As part of the GrabForGood initiative to empower the deaf community, Grab's "Breaking the Silence" campaign tells the real story of deaf Grab driver Joey Kow — addressing the perceived fear that it is not safe to travel with a deaf driver. By focusing on Joey, the campaign also emphasizes the importance of showing compassion and acceptance toward differently-abled individuals in our community.
Principle 4 — Challenge stereotypes
Problem: Missed opportunities to challenge preconceived bias.
Solution: Pursue positive portrayals of people that directly challenge common preconceptions and stereotypes.
First, ensure that you are avoiding stereotypes by involving diverse perspectives to help identify them, then move beyond them through authentic, multi-dimensional portrayals.
K Plus, Thailand
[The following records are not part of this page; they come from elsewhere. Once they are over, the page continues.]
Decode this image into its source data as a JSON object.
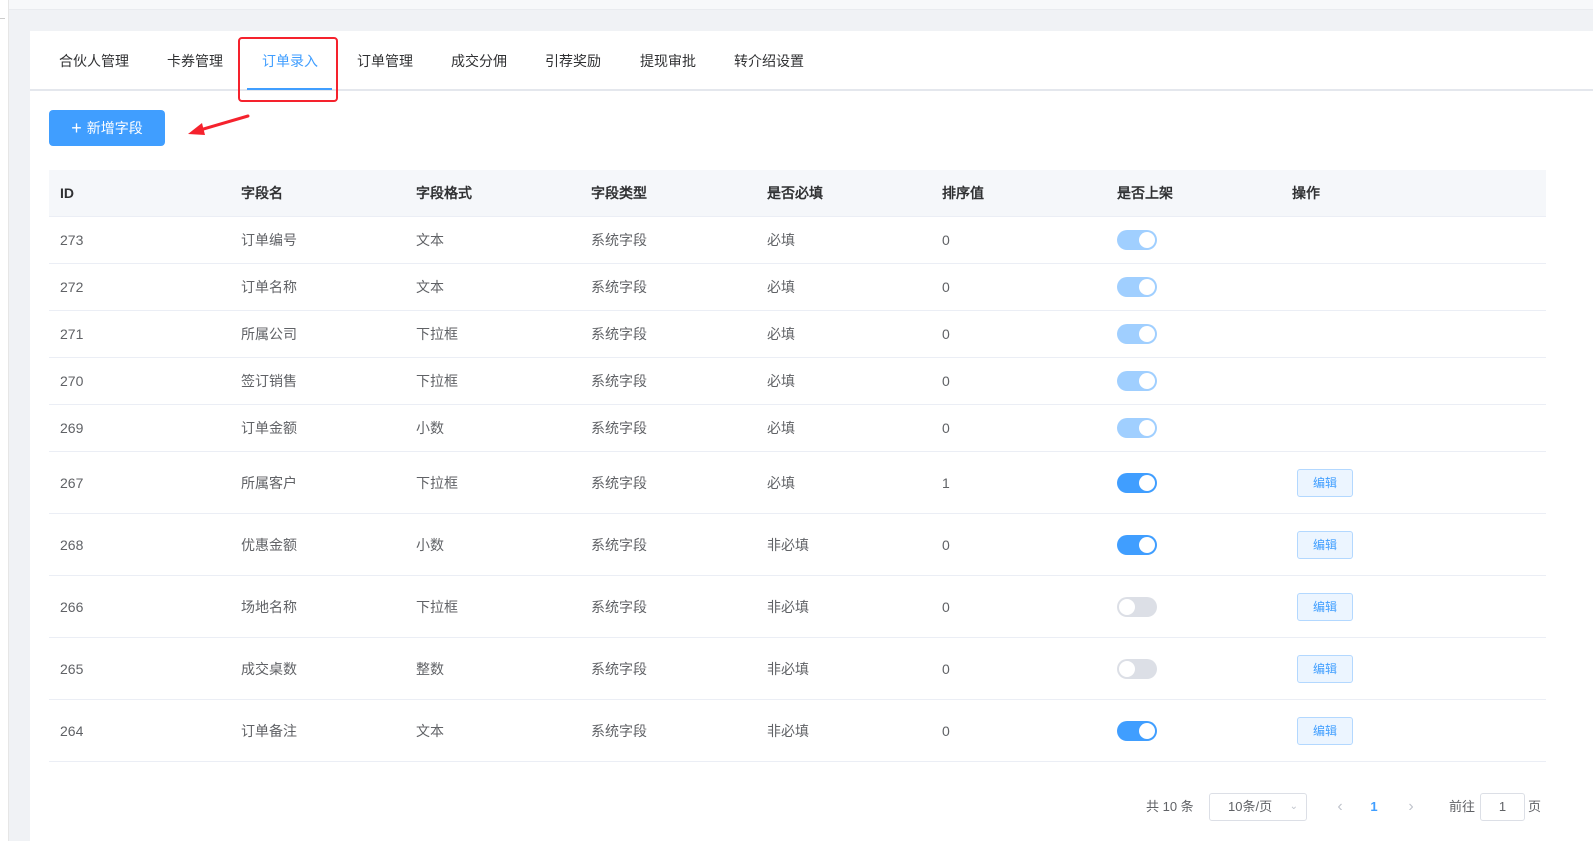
{
  "tabs": [
    {
      "label": "合伙人管理"
    },
    {
      "label": "卡券管理"
    },
    {
      "label": "订单录入"
    },
    {
      "label": "订单管理"
    },
    {
      "label": "成交分佣"
    },
    {
      "label": "引荐奖励"
    },
    {
      "label": "提现审批"
    },
    {
      "label": "转介绍设置"
    }
  ],
  "active_tab": "订单录入",
  "toolbar": {
    "add_label": "新增字段",
    "add_icon": "plus-icon"
  },
  "table": {
    "headers": [
      "ID",
      "字段名",
      "字段格式",
      "字段类型",
      "是否必填",
      "排序值",
      "是否上架",
      "操作"
    ],
    "rows": [
      {
        "id": "273",
        "name": "订单编号",
        "format": "文本",
        "type": "系统字段",
        "required": "必填",
        "sort": "0",
        "on_shelf": true,
        "switch_disabled": true,
        "action": ""
      },
      {
        "id": "272",
        "name": "订单名称",
        "format": "文本",
        "type": "系统字段",
        "required": "必填",
        "sort": "0",
        "on_shelf": true,
        "switch_disabled": true,
        "action": ""
      },
      {
        "id": "271",
        "name": "所属公司",
        "format": "下拉框",
        "type": "系统字段",
        "required": "必填",
        "sort": "0",
        "on_shelf": true,
        "switch_disabled": true,
        "action": ""
      },
      {
        "id": "270",
        "name": "签订销售",
        "format": "下拉框",
        "type": "系统字段",
        "required": "必填",
        "sort": "0",
        "on_shelf": true,
        "switch_disabled": true,
        "action": ""
      },
      {
        "id": "269",
        "name": "订单金额",
        "format": "小数",
        "type": "系统字段",
        "required": "必填",
        "sort": "0",
        "on_shelf": true,
        "switch_disabled": true,
        "action": ""
      },
      {
        "id": "267",
        "name": "所属客户",
        "format": "下拉框",
        "type": "系统字段",
        "required": "必填",
        "sort": "1",
        "on_shelf": true,
        "switch_disabled": false,
        "action": "编辑"
      },
      {
        "id": "268",
        "name": "优惠金额",
        "format": "小数",
        "type": "系统字段",
        "required": "非必填",
        "sort": "0",
        "on_shelf": true,
        "switch_disabled": false,
        "action": "编辑"
      },
      {
        "id": "266",
        "name": "场地名称",
        "format": "下拉框",
        "type": "系统字段",
        "required": "非必填",
        "sort": "0",
        "on_shelf": false,
        "switch_disabled": false,
        "action": "编辑"
      },
      {
        "id": "265",
        "name": "成交桌数",
        "format": "整数",
        "type": "系统字段",
        "required": "非必填",
        "sort": "0",
        "on_shelf": false,
        "switch_disabled": false,
        "action": "编辑"
      },
      {
        "id": "264",
        "name": "订单备注",
        "format": "文本",
        "type": "系统字段",
        "required": "非必填",
        "sort": "0",
        "on_shelf": true,
        "switch_disabled": false,
        "action": "编辑"
      }
    ]
  },
  "pagination": {
    "total_text": "共 10 条",
    "page_size": "10条/页",
    "current_page": "1",
    "goto_label": "前往",
    "goto_value": "1",
    "page_suffix": "页"
  },
  "colors": {
    "primary": "#409eff",
    "annotation": "#f5222d",
    "switch_off": "#dcdfe6"
  }
}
New banking app, K Plus, tackles bias directly in their "No Stereotype" campaign, which adopts a more humorous approach to challenge common stereotypes. The spot includes the diverse lifestyles of real people — like young people who can be "over 60 years old," adults who have the heart of a 15-year-old, and LGBTQ+ people who are often prone to stereotyping and preconceptions.
Heinz's Kecap ABC, Indonesia
After uncovering the insight that men were often not seen as equal partners when it comes to housework and cooking, Heinz launched a campaign that used the real testimonial of a recent divorcee to encourage men to take on more domestic responsibilities. They created online resources for husbands to find recipes and tips, organized cooking classes, and partnered with local NGOs to promote gender equality.
Principle 5 — Understand your Brand’s Role
Problem: When DEI becomes a PR opportunity.
Solution: Spend time learning about the cultural and brand context around the stories you are telling, and ensure your brand can credibly and positively participate in the conversation.
The end goal of inclusive marketing is not a PR opportunity. Our jobs as marketers are to understand and connect to our customers by ensuring we positively and credibly contribute to existing cultural conversations. Inclusive marketing is a fundamental commitment, so don’t try and make your brand the hero.
ANZ Bank, Australia
Understanding that many in the LGBTQ+ community felt awkward or scared to hold hands with their partner in public, ANZ bank in Australia, who partner closely with the Sydney Gay and Lesbian Mardi Gras and Auckland Pride Festival, set out to encourage LGBTQ+ couples to #HoldTight and celebrate the simple act of holding hands. By making this a mainstream conversation, ANZ bank hoped to spark conversations and change perceptions in the wider community.
- Empower diverse perspectives throughout your value chain.
- Challenge yourself and your team to hero a different group in every piece of marketing.
- Tell real stories as much as possible – if you fictionalize, base it on deep user insight.
- Pursue positive depictions or people that directly challenge common assumptions and stereotypes.
- Understand cultural context to make your brand’s role positive and credible.